Recently, I was reminded of an experience during a mission’s trip to the Ukraine during summer break one year in college. One afternoon, we visited the home of one of our hosts, who proceeded to feed us small wafer cookies. Being Americans, who were tired of eating borscht, we were thrilled and gobbled up the cookies in our hunger. As we were finishing up, I noticed our host nibbling on the same cookie with which he had started. While we were eating every cookie in sight, our host was carefully conserving his cookie.
What I didn’t realize was that cookies were scarce for our host. They were a special treat and a big expense. He willingly and intentionally sacrificed his scarce cookies for us, his guests, even though we were unaware of the sacrifice he was making.
Of course, this reminds me of how we tend to get this backwards when leading our teams: we want to eat the cookies.
The team is not there to serve the leader. The leader is there to serve the team. The team eats the cookies that the leader sacrifices to provide, not the other way around.
This is important in my own work of helping leaders build functional, collaborative, and aligned teams. For example, when I facilitate the strategic team process, the leader’s perspective matters. Their perspective and motive dictates how successful the team will be in the process. When the leader has the perspective that the team is serving them, it’s tough going. When the leader has the perspective that they are serving the team, everything and anything becomes possible.

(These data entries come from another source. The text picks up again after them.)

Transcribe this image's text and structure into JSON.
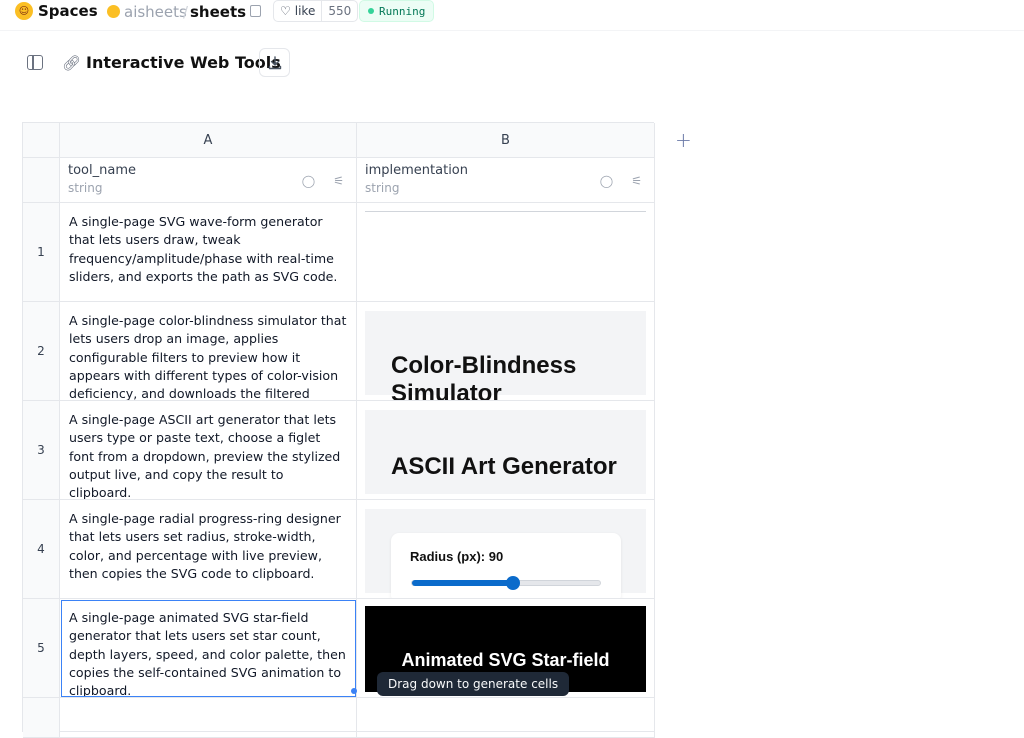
{
  "hf": {
    "spaces_label": "Spaces",
    "owner": "aisheets",
    "slash": "/",
    "repo": "sheets",
    "like_label": "like",
    "like_count": "550",
    "status": "Running"
  },
  "toolbar": {
    "title": "Interactive Web Tools"
  },
  "columns": [
    {
      "letter": "A",
      "name": "tool_name",
      "type": "string"
    },
    {
      "letter": "B",
      "name": "implementation",
      "type": "string"
    }
  ],
  "rows": [
    {
      "num": "1",
      "tool_name": "A single-page SVG wave-form generator that lets users draw, tweak frequency/amplitude/phase with real-time sliders, and exports the path as SVG code."
    },
    {
      "num": "2",
      "tool_name": "A single-page color-blindness simulator that lets users drop an image, applies configurable filters to preview how it appears with different types of color-vision deficiency, and downloads the filtered image.",
      "preview_title": "Color-Blindness Simulator"
    },
    {
      "num": "3",
      "tool_name": "A single-page ASCII art generator that lets users type or paste text, choose a figlet font from a dropdown, preview the stylized output live, and copy the result to clipboard.",
      "preview_title": "ASCII Art Generator"
    },
    {
      "num": "4",
      "tool_name": "A single-page radial progress-ring designer that lets users set radius, stroke-width, color, and percentage with live preview, then copies the SVG code to clipboard.",
      "preview_label": "Radius (px): 90",
      "slider_fraction": 0.53
    },
    {
      "num": "5",
      "tool_name": "A single-page animated SVG star-field generator that lets users set star count, depth layers, speed, and color palette, then copies the self-contained SVG animation to clipboard.",
      "preview_title": "Animated SVG Star-field"
    }
  ],
  "tooltip": "Drag down to generate cells",
  "colors": {
    "accent": "#3b82f6",
    "running": "#047857",
    "slider": "#0b6bcb"
  }
}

Recently, I saw this play out in practical terms. During a strategic team offsite I was facilitating, the leader told the team that they were “not very good at [the topic we were discussing].” That willingness to be vulnerable and serve the team opened up a completely new conversation. The team gobbled up the cookies and everyone, including the leader, was better off because of it.
When a leader gets this perspective backwards, a leader will:
- Focus on the actual work to get done to the exclusion of the health of the team.
- Not put in the extra effort and energy to constantly communicate with team members to ensure their team experience is extraordinary, engaging, and clear.
- Accept poor behavior and a mediocre culture.
- Put pressure on the team to perform (in an unhealthy way).
- Not take the time to evaluate themselves and how they can be a better leader.
- Ask the team to do work without giving them a clear picture of the overall strategy.
Perhaps this can be summed up by this quote I recently read from Joe Calloway: “Strong leaders prepare a team to win. Weak leaders pressure a team to win.”
When the leader gets it right, and is there to serve the team, they will:
- Clarify what is actually most important for the team to accomplish (spoiler alert: it’s not everything).
- Ensure that each team member is 100% clear on their role and how they contribute to the team’s and organization’s objectives.
- Create a team culture with clear behaviors that attract and retain people and foster an environment for everyone to do their best work.
- Take difficult action to eliminate poor and toxic behavior.
- Make every team member feel like they are part of a team – something bigger than themselves.
This requires the leader to:
- Constantly communicate.
- Ask questions and listen to what’s going on with their team.
- Say no to what is not most important to the team’s success.
- Decide on what is most important to the team’s success.
- Actively work to support and run interference for the team.
- Initiate difficult conversations.
- Take unnecessary burdens off of the shoulders of their team and place it on their own shoulders.
- Take action on behaviors that are detrimental to a healthy team culture.
- Spend extra time and energy even when no one notices they are doing so.
This is extra work and not easy. It takes sacrifice, sometimes unnoticed. But it’s the leader’s job to do the above. No one else can do it. When the leader does not embrace these, everyone else in the organization suffers.
Which perspective do you have as a leader? If you’re not sure, reach out and I’ll send you a quick, easy, and private self-assessment.
Let’s each become leaders who, while many times imperfect, strive to give our team the cookies.